Exercise directions: Determine how many lines in these records hold "Total". Only the number is wanted.
(Information shown begins)
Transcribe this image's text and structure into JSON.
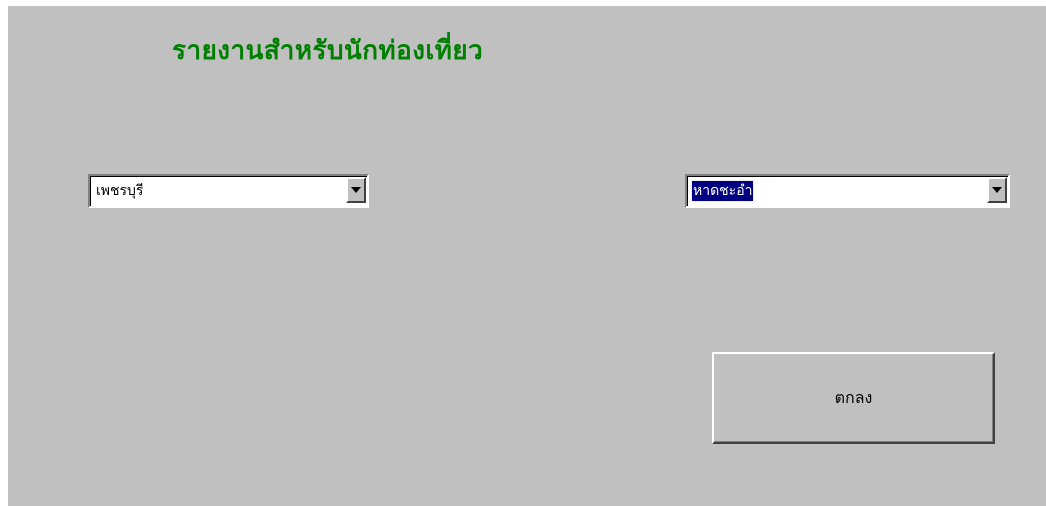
{
  "form": {
    "title": "รายงานสำหรับนักท่องเที่ยว",
    "background_color": "#c0c0c0",
    "title_color": "#008000"
  },
  "province_combo": {
    "value": "เพชรบุรี"
  },
  "place_combo": {
    "value": "หาดชะอำ",
    "selected_highlight_color": "#000080"
  },
  "ok_button": {
    "label": "ตกลง"
  }
}
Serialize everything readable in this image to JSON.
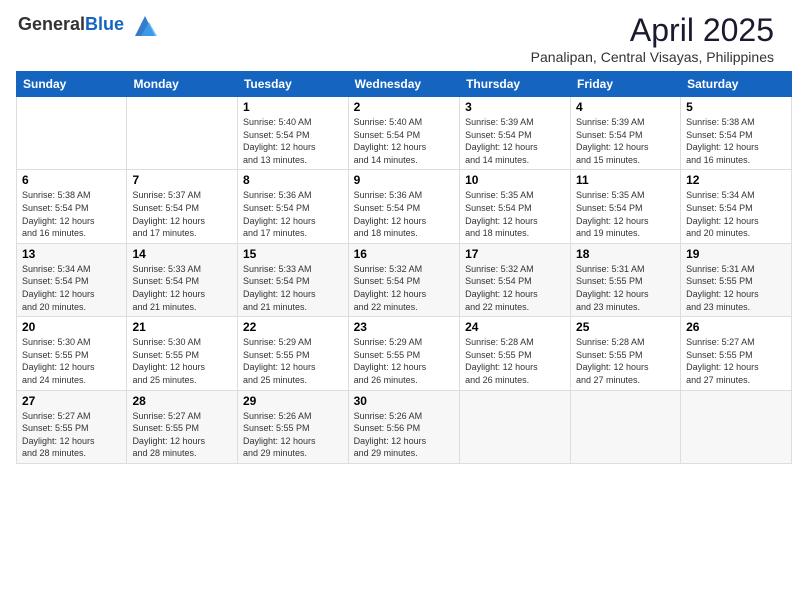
{
  "header": {
    "logo_general": "General",
    "logo_blue": "Blue",
    "month_title": "April 2025",
    "location": "Panalipan, Central Visayas, Philippines"
  },
  "days_of_week": [
    "Sunday",
    "Monday",
    "Tuesday",
    "Wednesday",
    "Thursday",
    "Friday",
    "Saturday"
  ],
  "weeks": [
    [
      {
        "num": "",
        "info": ""
      },
      {
        "num": "",
        "info": ""
      },
      {
        "num": "1",
        "info": "Sunrise: 5:40 AM\nSunset: 5:54 PM\nDaylight: 12 hours\nand 13 minutes."
      },
      {
        "num": "2",
        "info": "Sunrise: 5:40 AM\nSunset: 5:54 PM\nDaylight: 12 hours\nand 14 minutes."
      },
      {
        "num": "3",
        "info": "Sunrise: 5:39 AM\nSunset: 5:54 PM\nDaylight: 12 hours\nand 14 minutes."
      },
      {
        "num": "4",
        "info": "Sunrise: 5:39 AM\nSunset: 5:54 PM\nDaylight: 12 hours\nand 15 minutes."
      },
      {
        "num": "5",
        "info": "Sunrise: 5:38 AM\nSunset: 5:54 PM\nDaylight: 12 hours\nand 16 minutes."
      }
    ],
    [
      {
        "num": "6",
        "info": "Sunrise: 5:38 AM\nSunset: 5:54 PM\nDaylight: 12 hours\nand 16 minutes."
      },
      {
        "num": "7",
        "info": "Sunrise: 5:37 AM\nSunset: 5:54 PM\nDaylight: 12 hours\nand 17 minutes."
      },
      {
        "num": "8",
        "info": "Sunrise: 5:36 AM\nSunset: 5:54 PM\nDaylight: 12 hours\nand 17 minutes."
      },
      {
        "num": "9",
        "info": "Sunrise: 5:36 AM\nSunset: 5:54 PM\nDaylight: 12 hours\nand 18 minutes."
      },
      {
        "num": "10",
        "info": "Sunrise: 5:35 AM\nSunset: 5:54 PM\nDaylight: 12 hours\nand 18 minutes."
      },
      {
        "num": "11",
        "info": "Sunrise: 5:35 AM\nSunset: 5:54 PM\nDaylight: 12 hours\nand 19 minutes."
      },
      {
        "num": "12",
        "info": "Sunrise: 5:34 AM\nSunset: 5:54 PM\nDaylight: 12 hours\nand 20 minutes."
      }
    ],
    [
      {
        "num": "13",
        "info": "Sunrise: 5:34 AM\nSunset: 5:54 PM\nDaylight: 12 hours\nand 20 minutes."
      },
      {
        "num": "14",
        "info": "Sunrise: 5:33 AM\nSunset: 5:54 PM\nDaylight: 12 hours\nand 21 minutes."
      },
      {
        "num": "15",
        "info": "Sunrise: 5:33 AM\nSunset: 5:54 PM\nDaylight: 12 hours\nand 21 minutes."
      },
      {
        "num": "16",
        "info": "Sunrise: 5:32 AM\nSunset: 5:54 PM\nDaylight: 12 hours\nand 22 minutes."
      },
      {
        "num": "17",
        "info": "Sunrise: 5:32 AM\nSunset: 5:54 PM\nDaylight: 12 hours\nand 22 minutes."
      },
      {
        "num": "18",
        "info": "Sunrise: 5:31 AM\nSunset: 5:55 PM\nDaylight: 12 hours\nand 23 minutes."
      },
      {
        "num": "19",
        "info": "Sunrise: 5:31 AM\nSunset: 5:55 PM\nDaylight: 12 hours\nand 23 minutes."
      }
    ],
    [
      {
        "num": "20",
        "info": "Sunrise: 5:30 AM\nSunset: 5:55 PM\nDaylight: 12 hours\nand 24 minutes."
      },
      {
        "num": "21",
        "info": "Sunrise: 5:30 AM\nSunset: 5:55 PM\nDaylight: 12 hours\nand 25 minutes."
      },
      {
        "num": "22",
        "info": "Sunrise: 5:29 AM\nSunset: 5:55 PM\nDaylight: 12 hours\nand 25 minutes."
      },
      {
        "num": "23",
        "info": "Sunrise: 5:29 AM\nSunset: 5:55 PM\nDaylight: 12 hours\nand 26 minutes."
      },
      {
        "num": "24",
        "info": "Sunrise: 5:28 AM\nSunset: 5:55 PM\nDaylight: 12 hours\nand 26 minutes."
      },
      {
        "num": "25",
        "info": "Sunrise: 5:28 AM\nSunset: 5:55 PM\nDaylight: 12 hours\nand 27 minutes."
      },
      {
        "num": "26",
        "info": "Sunrise: 5:27 AM\nSunset: 5:55 PM\nDaylight: 12 hours\nand 27 minutes."
      }
    ],
    [
      {
        "num": "27",
        "info": "Sunrise: 5:27 AM\nSunset: 5:55 PM\nDaylight: 12 hours\nand 28 minutes."
      },
      {
        "num": "28",
        "info": "Sunrise: 5:27 AM\nSunset: 5:55 PM\nDaylight: 12 hours\nand 28 minutes."
      },
      {
        "num": "29",
        "info": "Sunrise: 5:26 AM\nSunset: 5:55 PM\nDaylight: 12 hours\nand 29 minutes."
      },
      {
        "num": "30",
        "info": "Sunrise: 5:26 AM\nSunset: 5:56 PM\nDaylight: 12 hours\nand 29 minutes."
      },
      {
        "num": "",
        "info": ""
      },
      {
        "num": "",
        "info": ""
      },
      {
        "num": "",
        "info": ""
      }
    ]
  ]
}
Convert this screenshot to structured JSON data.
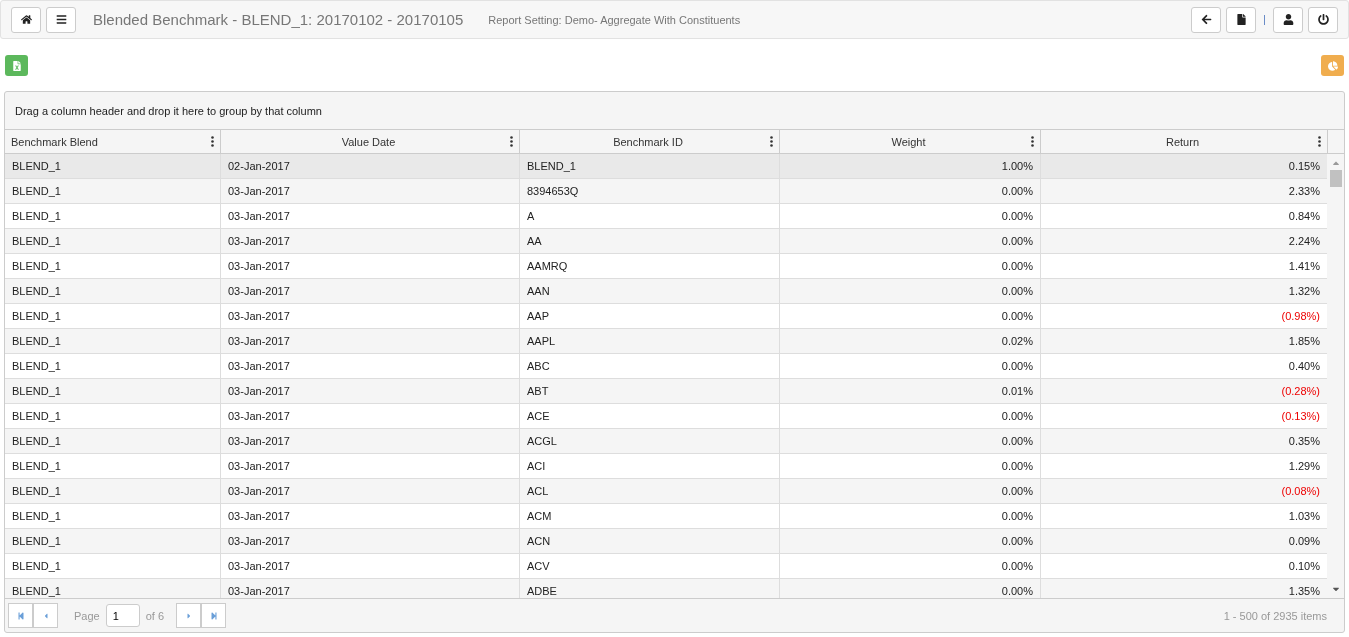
{
  "header": {
    "title": "Blended Benchmark - BLEND_1: 20170102 - 20170105",
    "subtitle": "Report Setting: Demo- Aggregate With Constituents"
  },
  "group_panel": "Drag a column header and drop it here to group by that column",
  "table": {
    "columns": [
      "Benchmark Blend",
      "Value Date",
      "Benchmark ID",
      "Weight",
      "Return"
    ],
    "rows": [
      {
        "cells": [
          "BLEND_1",
          "02-Jan-2017",
          "BLEND_1",
          "1.00%",
          "0.15%"
        ],
        "selected": true,
        "negative": false
      },
      {
        "cells": [
          "BLEND_1",
          "03-Jan-2017",
          "8394653Q",
          "0.00%",
          "2.33%"
        ],
        "selected": false,
        "negative": false
      },
      {
        "cells": [
          "BLEND_1",
          "03-Jan-2017",
          "A",
          "0.00%",
          "0.84%"
        ],
        "selected": false,
        "negative": false
      },
      {
        "cells": [
          "BLEND_1",
          "03-Jan-2017",
          "AA",
          "0.00%",
          "2.24%"
        ],
        "selected": false,
        "negative": false
      },
      {
        "cells": [
          "BLEND_1",
          "03-Jan-2017",
          "AAMRQ",
          "0.00%",
          "1.41%"
        ],
        "selected": false,
        "negative": false
      },
      {
        "cells": [
          "BLEND_1",
          "03-Jan-2017",
          "AAN",
          "0.00%",
          "1.32%"
        ],
        "selected": false,
        "negative": false
      },
      {
        "cells": [
          "BLEND_1",
          "03-Jan-2017",
          "AAP",
          "0.00%",
          "(0.98%)"
        ],
        "selected": false,
        "negative": true
      },
      {
        "cells": [
          "BLEND_1",
          "03-Jan-2017",
          "AAPL",
          "0.02%",
          "1.85%"
        ],
        "selected": false,
        "negative": false
      },
      {
        "cells": [
          "BLEND_1",
          "03-Jan-2017",
          "ABC",
          "0.00%",
          "0.40%"
        ],
        "selected": false,
        "negative": false
      },
      {
        "cells": [
          "BLEND_1",
          "03-Jan-2017",
          "ABT",
          "0.01%",
          "(0.28%)"
        ],
        "selected": false,
        "negative": true
      },
      {
        "cells": [
          "BLEND_1",
          "03-Jan-2017",
          "ACE",
          "0.00%",
          "(0.13%)"
        ],
        "selected": false,
        "negative": true
      },
      {
        "cells": [
          "BLEND_1",
          "03-Jan-2017",
          "ACGL",
          "0.00%",
          "0.35%"
        ],
        "selected": false,
        "negative": false
      },
      {
        "cells": [
          "BLEND_1",
          "03-Jan-2017",
          "ACI",
          "0.00%",
          "1.29%"
        ],
        "selected": false,
        "negative": false
      },
      {
        "cells": [
          "BLEND_1",
          "03-Jan-2017",
          "ACL",
          "0.00%",
          "(0.08%)"
        ],
        "selected": false,
        "negative": true
      },
      {
        "cells": [
          "BLEND_1",
          "03-Jan-2017",
          "ACM",
          "0.00%",
          "1.03%"
        ],
        "selected": false,
        "negative": false
      },
      {
        "cells": [
          "BLEND_1",
          "03-Jan-2017",
          "ACN",
          "0.00%",
          "0.09%"
        ],
        "selected": false,
        "negative": false
      },
      {
        "cells": [
          "BLEND_1",
          "03-Jan-2017",
          "ACV",
          "0.00%",
          "0.10%"
        ],
        "selected": false,
        "negative": false
      },
      {
        "cells": [
          "BLEND_1",
          "03-Jan-2017",
          "ADBE",
          "0.00%",
          "1.35%"
        ],
        "selected": false,
        "negative": false
      }
    ]
  },
  "pager": {
    "page_label": "Page",
    "page": "1",
    "of_label": "of 6",
    "summary": "1 - 500 of 2935 items"
  }
}
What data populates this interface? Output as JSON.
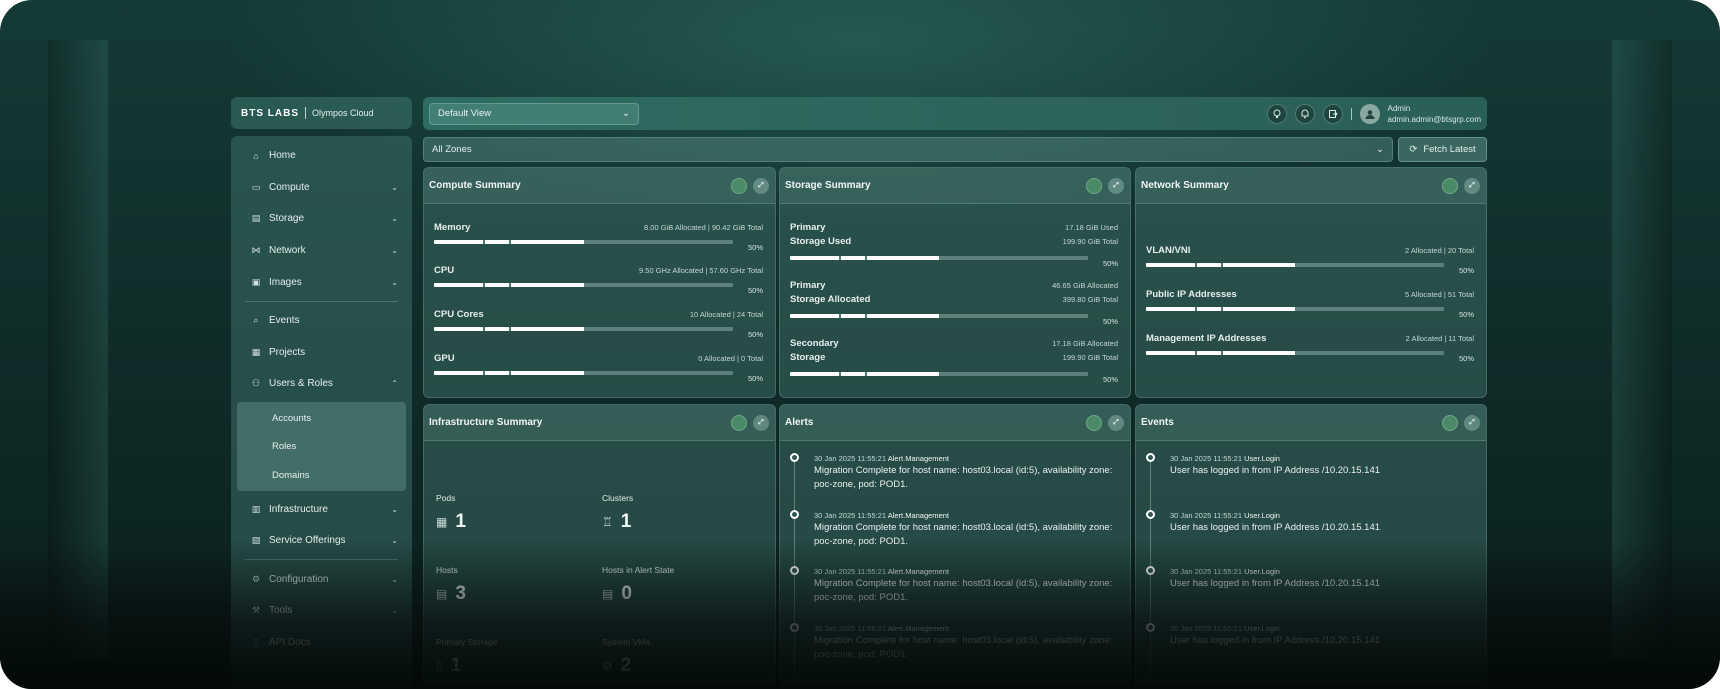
{
  "brand": {
    "logo": "BTS LABS",
    "product": "Olympos Cloud"
  },
  "header": {
    "view_select": "Default View",
    "icons": [
      "lightbulb-icon",
      "bell-icon",
      "export-icon"
    ],
    "user_name": "Admin",
    "user_email": "admin.admin@btsgrp.com"
  },
  "sidebar": {
    "items": [
      {
        "label": "Home",
        "icon": "home-icon",
        "chev": ""
      },
      {
        "label": "Compute",
        "icon": "compute-icon",
        "chev": "⌄"
      },
      {
        "label": "Storage",
        "icon": "storage-icon",
        "chev": "⌄"
      },
      {
        "label": "Network",
        "icon": "network-icon",
        "chev": "⌄"
      },
      {
        "label": "Images",
        "icon": "images-icon",
        "chev": "⌄"
      },
      {
        "label": "Events",
        "icon": "events-icon",
        "chev": ""
      },
      {
        "label": "Projects",
        "icon": "projects-icon",
        "chev": ""
      },
      {
        "label": "Users & Roles",
        "icon": "users-icon",
        "chev": "⌃"
      },
      {
        "label": "Infrastructure",
        "icon": "infrastructure-icon",
        "chev": "⌄"
      },
      {
        "label": "Service Offerings",
        "icon": "offerings-icon",
        "chev": "⌄"
      },
      {
        "label": "Configuration",
        "icon": "gear-icon",
        "chev": "⌄"
      },
      {
        "label": "Tools",
        "icon": "tools-icon",
        "chev": "⌄"
      },
      {
        "label": "API Docs",
        "icon": "docs-icon",
        "chev": ""
      }
    ],
    "sub_items": [
      "Accounts",
      "Roles",
      "Domains"
    ]
  },
  "zone_select": "All Zones",
  "fetch_label": "Fetch Latest",
  "compute": {
    "title": "Compute Summary",
    "metrics": [
      {
        "name": "Memory",
        "detail": "8.00 GiB Allocated | 90.42 GiB Total",
        "percent": 50
      },
      {
        "name": "CPU",
        "detail": "9.50 GHz Allocated | 57.60 GHz Total",
        "percent": 50
      },
      {
        "name": "CPU Cores",
        "detail": "10 Allocated | 24 Total",
        "percent": 50
      },
      {
        "name": "GPU",
        "detail": "0 Allocated | 0 Total",
        "percent": 50
      }
    ]
  },
  "storage": {
    "title": "Storage Summary",
    "metrics": [
      {
        "name1": "Primary",
        "name2": "Storage Used",
        "detail1": "17.18 GiB Used",
        "detail2": "199.90 GiB Total",
        "percent": 50
      },
      {
        "name1": "Primary",
        "name2": "Storage Allocated",
        "detail1": "46.65 GiB Allocated",
        "detail2": "399.80 GiB Total",
        "percent": 50
      },
      {
        "name1": "Secondary",
        "name2": "Storage",
        "detail1": "17.18 GiB Allocated",
        "detail2": "199.90 GiB Total",
        "percent": 50
      }
    ]
  },
  "network": {
    "title": "Network Summary",
    "metrics": [
      {
        "name": "VLAN/VNI",
        "detail": "2 Allocated | 20 Total",
        "percent": 50
      },
      {
        "name": "Public IP Addresses",
        "detail": "5 Allocated | 51 Total",
        "percent": 50
      },
      {
        "name": "Management IP Addresses",
        "detail": "2 Allocated | 11 Total",
        "percent": 50
      }
    ]
  },
  "infra": {
    "title": "Infrastructure Summary",
    "cells": [
      {
        "label": "Pods",
        "value": "1",
        "icon": "pods-icon"
      },
      {
        "label": "Clusters",
        "value": "1",
        "icon": "clusters-icon"
      },
      {
        "label": "Hosts",
        "value": "3",
        "icon": "hosts-icon"
      },
      {
        "label": "Hosts in Alert State",
        "value": "0",
        "icon": "alert-hosts-icon"
      },
      {
        "label": "Primary Storage",
        "value": "1",
        "icon": "primary-storage-icon"
      },
      {
        "label": "System VMs",
        "value": "2",
        "icon": "system-vms-icon"
      }
    ]
  },
  "alerts": {
    "title": "Alerts",
    "items": [
      {
        "time": "30 Jan 2025 11:55:21",
        "type": "Alert.Management",
        "text": "Migration Complete for host name: host03.local (id:5), availability zone: poc-zone, pod: POD1."
      },
      {
        "time": "30 Jan 2025 11:55:21",
        "type": "Alert.Management",
        "text": "Migration Complete for host name: host03.local (id:5), availability zone: poc-zone, pod: POD1."
      },
      {
        "time": "30 Jan 2025 11:55:21",
        "type": "Alert.Management",
        "text": "Migration Complete for host name: host03.local (id:5), availability zone: poc-zone, pod: POD1."
      },
      {
        "time": "30 Jan 2025 11:55:21",
        "type": "Alert.Management",
        "text": "Migration Complete for host name: host03.local (id:5), availability zone: poc-zone, pod: POD1."
      }
    ]
  },
  "events": {
    "title": "Events",
    "items": [
      {
        "time": "30 Jan 2025 11:55:21",
        "type": "User.Login",
        "text": "User has logged in from IP Address /10.20.15.141"
      },
      {
        "time": "30 Jan 2025 11:55:21",
        "type": "User.Login",
        "text": "User has logged in from IP Address /10.20.15.141"
      },
      {
        "time": "30 Jan 2025 11:55:21",
        "type": "User.Login",
        "text": "User has logged in from IP Address /10.20.15.141"
      },
      {
        "time": "30 Jan 2025 11:55:21",
        "type": "User.Login",
        "text": "User has logged in from IP Address /10.20.15.141"
      }
    ]
  }
}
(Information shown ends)
Written reply: 10